> SUPPLIED MATERIAL
-=-=-
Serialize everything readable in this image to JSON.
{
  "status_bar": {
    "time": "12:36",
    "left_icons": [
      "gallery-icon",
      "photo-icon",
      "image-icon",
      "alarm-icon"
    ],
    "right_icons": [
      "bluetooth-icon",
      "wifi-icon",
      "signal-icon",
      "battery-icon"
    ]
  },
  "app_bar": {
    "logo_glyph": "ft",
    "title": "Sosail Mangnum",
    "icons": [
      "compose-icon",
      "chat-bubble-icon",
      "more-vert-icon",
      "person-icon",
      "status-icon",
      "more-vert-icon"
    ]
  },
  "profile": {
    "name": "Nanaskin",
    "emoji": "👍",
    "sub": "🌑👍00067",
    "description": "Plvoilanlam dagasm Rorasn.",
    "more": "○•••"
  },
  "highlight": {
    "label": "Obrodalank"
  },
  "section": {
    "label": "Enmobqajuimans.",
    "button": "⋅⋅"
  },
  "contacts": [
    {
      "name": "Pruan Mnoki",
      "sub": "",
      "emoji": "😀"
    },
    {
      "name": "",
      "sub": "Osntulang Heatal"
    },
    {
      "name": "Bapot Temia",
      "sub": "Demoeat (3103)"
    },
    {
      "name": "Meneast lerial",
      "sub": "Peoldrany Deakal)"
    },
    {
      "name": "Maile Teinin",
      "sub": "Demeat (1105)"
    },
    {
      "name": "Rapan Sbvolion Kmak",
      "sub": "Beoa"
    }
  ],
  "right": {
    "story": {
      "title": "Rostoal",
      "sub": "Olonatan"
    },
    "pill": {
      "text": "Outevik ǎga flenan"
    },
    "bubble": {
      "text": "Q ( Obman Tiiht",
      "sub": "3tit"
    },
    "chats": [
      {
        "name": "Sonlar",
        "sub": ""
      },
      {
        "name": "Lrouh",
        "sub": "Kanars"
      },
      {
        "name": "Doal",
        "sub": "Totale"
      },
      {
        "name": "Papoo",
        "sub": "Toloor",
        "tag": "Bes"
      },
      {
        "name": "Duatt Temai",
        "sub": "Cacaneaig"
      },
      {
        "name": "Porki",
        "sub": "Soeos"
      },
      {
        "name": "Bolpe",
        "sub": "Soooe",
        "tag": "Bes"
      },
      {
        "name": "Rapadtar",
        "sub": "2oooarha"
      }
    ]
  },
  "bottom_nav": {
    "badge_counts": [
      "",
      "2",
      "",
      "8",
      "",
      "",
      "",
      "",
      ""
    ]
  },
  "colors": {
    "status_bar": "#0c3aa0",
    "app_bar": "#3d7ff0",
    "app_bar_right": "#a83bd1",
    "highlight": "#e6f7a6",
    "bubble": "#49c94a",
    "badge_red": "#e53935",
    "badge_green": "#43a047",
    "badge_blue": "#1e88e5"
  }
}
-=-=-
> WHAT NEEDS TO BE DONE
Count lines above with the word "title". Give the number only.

> TASK RESULT
2